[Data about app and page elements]
========================

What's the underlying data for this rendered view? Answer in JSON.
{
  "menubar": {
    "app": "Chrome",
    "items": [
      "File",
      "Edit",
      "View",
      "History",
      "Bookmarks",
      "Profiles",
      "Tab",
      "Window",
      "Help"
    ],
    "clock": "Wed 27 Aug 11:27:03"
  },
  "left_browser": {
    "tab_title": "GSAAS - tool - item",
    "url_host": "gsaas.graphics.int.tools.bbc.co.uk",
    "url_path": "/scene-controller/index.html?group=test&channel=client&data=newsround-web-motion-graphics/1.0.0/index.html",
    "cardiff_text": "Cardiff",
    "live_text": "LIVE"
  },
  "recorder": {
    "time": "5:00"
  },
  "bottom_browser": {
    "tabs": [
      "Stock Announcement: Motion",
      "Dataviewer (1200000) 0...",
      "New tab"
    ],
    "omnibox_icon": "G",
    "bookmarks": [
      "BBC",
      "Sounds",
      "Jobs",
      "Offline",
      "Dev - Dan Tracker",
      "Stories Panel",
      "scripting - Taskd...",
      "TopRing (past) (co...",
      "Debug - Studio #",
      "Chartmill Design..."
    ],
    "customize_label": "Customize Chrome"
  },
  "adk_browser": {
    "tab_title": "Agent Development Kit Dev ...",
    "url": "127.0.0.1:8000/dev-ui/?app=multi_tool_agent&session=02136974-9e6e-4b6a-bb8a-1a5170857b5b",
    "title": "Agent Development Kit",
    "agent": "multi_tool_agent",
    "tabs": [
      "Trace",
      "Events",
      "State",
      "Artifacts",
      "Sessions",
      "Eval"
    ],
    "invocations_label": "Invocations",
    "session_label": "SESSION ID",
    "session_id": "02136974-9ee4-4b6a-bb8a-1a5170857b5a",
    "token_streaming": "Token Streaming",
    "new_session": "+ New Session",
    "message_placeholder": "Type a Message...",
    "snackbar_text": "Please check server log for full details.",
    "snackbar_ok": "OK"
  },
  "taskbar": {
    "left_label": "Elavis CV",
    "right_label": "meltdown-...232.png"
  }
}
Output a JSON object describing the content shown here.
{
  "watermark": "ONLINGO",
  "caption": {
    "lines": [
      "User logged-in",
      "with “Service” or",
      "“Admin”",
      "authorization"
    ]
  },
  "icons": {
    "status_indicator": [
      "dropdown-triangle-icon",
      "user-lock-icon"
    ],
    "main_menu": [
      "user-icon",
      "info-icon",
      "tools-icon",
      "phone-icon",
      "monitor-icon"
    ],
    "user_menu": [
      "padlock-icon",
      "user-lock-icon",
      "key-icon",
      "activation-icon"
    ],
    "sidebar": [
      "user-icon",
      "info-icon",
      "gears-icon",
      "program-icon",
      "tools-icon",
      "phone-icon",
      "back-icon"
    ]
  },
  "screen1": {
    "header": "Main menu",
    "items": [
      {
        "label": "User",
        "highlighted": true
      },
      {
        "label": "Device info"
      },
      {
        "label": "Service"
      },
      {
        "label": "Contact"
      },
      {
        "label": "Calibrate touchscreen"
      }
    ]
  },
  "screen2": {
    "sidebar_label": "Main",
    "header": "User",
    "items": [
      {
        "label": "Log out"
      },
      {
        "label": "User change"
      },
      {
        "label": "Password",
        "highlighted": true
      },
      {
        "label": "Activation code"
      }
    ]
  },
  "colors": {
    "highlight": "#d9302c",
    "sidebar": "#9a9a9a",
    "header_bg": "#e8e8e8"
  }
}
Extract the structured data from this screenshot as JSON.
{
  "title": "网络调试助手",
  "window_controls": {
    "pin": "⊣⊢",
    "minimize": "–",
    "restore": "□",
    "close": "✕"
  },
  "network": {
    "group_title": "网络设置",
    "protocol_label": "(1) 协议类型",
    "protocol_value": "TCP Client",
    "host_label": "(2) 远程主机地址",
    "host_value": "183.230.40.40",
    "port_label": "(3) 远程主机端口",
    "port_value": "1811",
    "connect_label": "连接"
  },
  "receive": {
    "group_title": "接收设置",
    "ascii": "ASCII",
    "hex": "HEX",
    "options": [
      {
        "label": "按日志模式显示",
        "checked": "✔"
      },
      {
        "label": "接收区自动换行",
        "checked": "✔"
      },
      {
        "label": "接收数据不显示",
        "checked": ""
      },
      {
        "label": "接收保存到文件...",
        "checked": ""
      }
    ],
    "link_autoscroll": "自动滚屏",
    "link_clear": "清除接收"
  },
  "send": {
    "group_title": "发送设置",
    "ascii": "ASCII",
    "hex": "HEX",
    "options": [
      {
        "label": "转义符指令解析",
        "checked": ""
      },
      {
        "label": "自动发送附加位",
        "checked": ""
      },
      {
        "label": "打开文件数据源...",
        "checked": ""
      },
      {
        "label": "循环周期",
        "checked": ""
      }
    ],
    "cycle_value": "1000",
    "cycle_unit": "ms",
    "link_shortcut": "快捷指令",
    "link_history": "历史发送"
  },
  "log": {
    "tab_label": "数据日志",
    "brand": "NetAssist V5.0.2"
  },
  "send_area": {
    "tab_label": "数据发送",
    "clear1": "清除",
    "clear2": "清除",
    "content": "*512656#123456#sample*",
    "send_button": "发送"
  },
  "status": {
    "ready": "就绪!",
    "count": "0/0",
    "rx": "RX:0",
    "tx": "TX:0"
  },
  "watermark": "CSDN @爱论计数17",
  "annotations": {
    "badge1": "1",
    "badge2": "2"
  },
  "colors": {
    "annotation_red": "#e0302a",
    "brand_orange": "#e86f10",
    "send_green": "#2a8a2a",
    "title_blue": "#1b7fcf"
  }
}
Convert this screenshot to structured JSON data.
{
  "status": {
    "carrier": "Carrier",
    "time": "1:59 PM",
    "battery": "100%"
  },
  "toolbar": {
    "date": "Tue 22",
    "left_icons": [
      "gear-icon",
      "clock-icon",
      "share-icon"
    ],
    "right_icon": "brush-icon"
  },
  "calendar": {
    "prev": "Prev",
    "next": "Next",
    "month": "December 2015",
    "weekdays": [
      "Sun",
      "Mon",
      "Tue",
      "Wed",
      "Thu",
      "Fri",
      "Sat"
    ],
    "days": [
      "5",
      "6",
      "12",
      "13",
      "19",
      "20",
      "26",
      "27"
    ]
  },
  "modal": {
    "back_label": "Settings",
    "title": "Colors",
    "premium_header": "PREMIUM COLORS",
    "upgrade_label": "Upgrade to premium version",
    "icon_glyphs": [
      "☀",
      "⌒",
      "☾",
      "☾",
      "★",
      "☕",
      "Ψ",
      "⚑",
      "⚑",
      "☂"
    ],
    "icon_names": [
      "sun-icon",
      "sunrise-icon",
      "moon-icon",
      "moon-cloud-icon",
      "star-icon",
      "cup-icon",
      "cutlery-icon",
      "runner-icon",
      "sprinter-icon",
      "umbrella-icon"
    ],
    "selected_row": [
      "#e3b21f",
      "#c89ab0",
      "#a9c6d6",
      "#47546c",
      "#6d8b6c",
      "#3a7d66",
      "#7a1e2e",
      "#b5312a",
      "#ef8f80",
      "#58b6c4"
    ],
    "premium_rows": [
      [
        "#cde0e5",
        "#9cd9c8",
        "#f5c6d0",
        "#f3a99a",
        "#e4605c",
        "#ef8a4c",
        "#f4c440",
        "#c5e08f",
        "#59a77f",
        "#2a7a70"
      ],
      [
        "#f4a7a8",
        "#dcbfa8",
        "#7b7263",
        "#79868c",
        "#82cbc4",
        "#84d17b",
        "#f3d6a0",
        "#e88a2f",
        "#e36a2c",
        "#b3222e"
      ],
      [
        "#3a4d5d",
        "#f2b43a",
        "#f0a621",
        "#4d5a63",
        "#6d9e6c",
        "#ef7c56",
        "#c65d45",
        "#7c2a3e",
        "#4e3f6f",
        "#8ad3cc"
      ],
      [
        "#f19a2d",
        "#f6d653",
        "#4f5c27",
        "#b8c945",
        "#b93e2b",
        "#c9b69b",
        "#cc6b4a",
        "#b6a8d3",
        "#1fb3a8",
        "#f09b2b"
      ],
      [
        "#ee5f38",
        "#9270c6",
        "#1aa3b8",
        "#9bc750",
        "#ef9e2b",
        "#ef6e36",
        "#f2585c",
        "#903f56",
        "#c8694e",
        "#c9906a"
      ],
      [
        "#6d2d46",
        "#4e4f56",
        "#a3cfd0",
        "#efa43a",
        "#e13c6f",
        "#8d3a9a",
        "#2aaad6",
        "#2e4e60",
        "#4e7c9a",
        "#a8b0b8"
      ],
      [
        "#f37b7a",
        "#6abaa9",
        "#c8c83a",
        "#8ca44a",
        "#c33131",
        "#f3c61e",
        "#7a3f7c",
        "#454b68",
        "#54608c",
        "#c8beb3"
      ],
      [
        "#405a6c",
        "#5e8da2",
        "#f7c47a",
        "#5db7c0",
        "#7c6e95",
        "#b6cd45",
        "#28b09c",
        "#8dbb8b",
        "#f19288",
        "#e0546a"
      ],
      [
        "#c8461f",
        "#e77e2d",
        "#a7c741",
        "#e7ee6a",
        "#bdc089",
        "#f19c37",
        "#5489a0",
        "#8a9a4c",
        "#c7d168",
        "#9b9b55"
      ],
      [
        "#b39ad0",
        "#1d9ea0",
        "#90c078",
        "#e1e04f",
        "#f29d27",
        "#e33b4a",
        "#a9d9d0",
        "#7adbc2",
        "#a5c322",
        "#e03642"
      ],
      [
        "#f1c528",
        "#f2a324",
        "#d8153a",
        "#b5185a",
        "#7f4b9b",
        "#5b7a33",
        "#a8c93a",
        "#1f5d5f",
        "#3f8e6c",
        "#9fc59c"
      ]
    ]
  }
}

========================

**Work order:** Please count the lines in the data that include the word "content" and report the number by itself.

**Expected output:** 2